I’m not picking on this particular group of people. My point is that we do nonsensical stuff like this all the time when we don’t stop to consider the audience we are trying to reach. There was, for example, a reference to God in this particular prayer as the “owner of all things.” Is that supposed to comfort the homeless in some way, I wonder, because I’m not sure it would. What’s more, I’m not sure how comforting the concept of “Jesus’ death on the cross for your sins” is to someone who has very little, who may well be suffering from a serious mental illness, and whose prospects may well be bleak.
In fact, in our contemporary times I have to wonder how helpful the idea of substitutionary atonement is for anybody who is struggling. Even if we accept the proposition that Jesus had to die to appease an angry God who was so outraged at our sins He felt someone had to die [I don’t accept it, by the way], how precisely does that help someone who is about to lose their home, or can’t feed their family, or faces a serious illness? I can’t imagine too many of us would be callous enough to overtly say, “Well, Bob, I know your son has been given six months to live, but – hey! – the good news is Jesus died for all of our sins so don’t worry, be happy!” Why, then, are we interested in saying the same thing in a covert way in our liturgies?
There are as many explanations offered for the implosion of mainline Christianity as there are people offering explanations, and most of those explanations probably have a shred of truth in them. I can’t help but wonder, however, if any of those shreds would matter if Christianity as presented by institutional religion was relevant to the lives of real people living in the real world. Even if Jesus did buy everyone a “get out of hell free card” with his death, that isn’t a fact relevant to anything that happens before my death! I can’t help but believe it would be far better to say to the homeless, “You are children of God and you carry God within you. Your circumstances right now aren’t the best, but you can tell from our actions that we love you and stand with you.” I believe that if we could show that was true through our actions we could leave the grape juice and crackers at home, we could use whatever language worked best in our conversations, and we would transform lives so far beyond the ability of most of our current practices that we would abandon them immediately.

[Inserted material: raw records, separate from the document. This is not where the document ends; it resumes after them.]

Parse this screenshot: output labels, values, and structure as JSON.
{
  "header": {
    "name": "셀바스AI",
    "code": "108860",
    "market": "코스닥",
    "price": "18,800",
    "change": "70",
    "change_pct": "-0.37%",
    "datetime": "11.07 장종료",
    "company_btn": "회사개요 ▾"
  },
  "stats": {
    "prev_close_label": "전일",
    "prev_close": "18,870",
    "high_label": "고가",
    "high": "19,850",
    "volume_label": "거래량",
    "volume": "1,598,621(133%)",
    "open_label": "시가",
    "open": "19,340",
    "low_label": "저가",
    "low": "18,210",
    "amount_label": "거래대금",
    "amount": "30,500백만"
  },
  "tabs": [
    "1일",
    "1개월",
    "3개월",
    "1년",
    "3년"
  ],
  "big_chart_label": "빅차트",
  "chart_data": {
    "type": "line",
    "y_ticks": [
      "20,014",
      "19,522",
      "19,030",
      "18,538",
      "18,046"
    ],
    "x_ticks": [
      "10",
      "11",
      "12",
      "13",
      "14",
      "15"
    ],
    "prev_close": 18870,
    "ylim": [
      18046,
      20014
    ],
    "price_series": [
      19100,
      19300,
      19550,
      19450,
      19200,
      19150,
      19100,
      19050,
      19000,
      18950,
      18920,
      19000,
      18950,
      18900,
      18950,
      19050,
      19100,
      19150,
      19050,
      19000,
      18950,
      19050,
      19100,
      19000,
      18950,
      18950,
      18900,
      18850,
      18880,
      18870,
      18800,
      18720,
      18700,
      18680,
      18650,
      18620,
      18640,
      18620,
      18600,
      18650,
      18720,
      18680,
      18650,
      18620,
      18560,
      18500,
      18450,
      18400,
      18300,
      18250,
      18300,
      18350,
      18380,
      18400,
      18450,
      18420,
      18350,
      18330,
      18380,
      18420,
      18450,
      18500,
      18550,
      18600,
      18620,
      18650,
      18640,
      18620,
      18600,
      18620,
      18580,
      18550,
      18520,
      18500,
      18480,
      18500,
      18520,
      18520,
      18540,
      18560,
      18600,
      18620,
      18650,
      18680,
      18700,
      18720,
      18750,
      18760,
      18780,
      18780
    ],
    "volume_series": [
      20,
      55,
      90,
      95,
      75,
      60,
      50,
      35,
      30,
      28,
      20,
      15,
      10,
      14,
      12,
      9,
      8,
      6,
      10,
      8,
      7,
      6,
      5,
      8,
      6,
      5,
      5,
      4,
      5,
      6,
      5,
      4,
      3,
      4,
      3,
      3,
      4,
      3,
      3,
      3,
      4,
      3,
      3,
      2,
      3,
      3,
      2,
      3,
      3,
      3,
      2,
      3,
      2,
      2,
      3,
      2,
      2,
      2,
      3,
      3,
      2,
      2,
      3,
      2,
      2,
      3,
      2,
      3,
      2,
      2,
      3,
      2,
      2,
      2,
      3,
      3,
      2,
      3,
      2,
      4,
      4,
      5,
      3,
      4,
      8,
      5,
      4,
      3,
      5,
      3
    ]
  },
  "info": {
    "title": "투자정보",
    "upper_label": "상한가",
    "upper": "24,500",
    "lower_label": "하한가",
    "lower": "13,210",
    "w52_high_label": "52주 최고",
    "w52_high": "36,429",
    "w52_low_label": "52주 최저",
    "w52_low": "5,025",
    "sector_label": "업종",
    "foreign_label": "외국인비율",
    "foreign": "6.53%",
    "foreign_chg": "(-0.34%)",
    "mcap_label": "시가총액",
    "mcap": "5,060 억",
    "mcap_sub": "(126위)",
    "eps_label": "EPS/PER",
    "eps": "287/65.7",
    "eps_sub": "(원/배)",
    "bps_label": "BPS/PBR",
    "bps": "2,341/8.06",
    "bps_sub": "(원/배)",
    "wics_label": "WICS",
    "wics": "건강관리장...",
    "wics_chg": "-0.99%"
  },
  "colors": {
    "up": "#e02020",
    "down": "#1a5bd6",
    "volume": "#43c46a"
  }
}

Then again, that kind of engagement involves personal risk and abandoning our self-declared positions of superiority. Unless we have worked on our egos for some time, that may be a blow they are not willing to bear.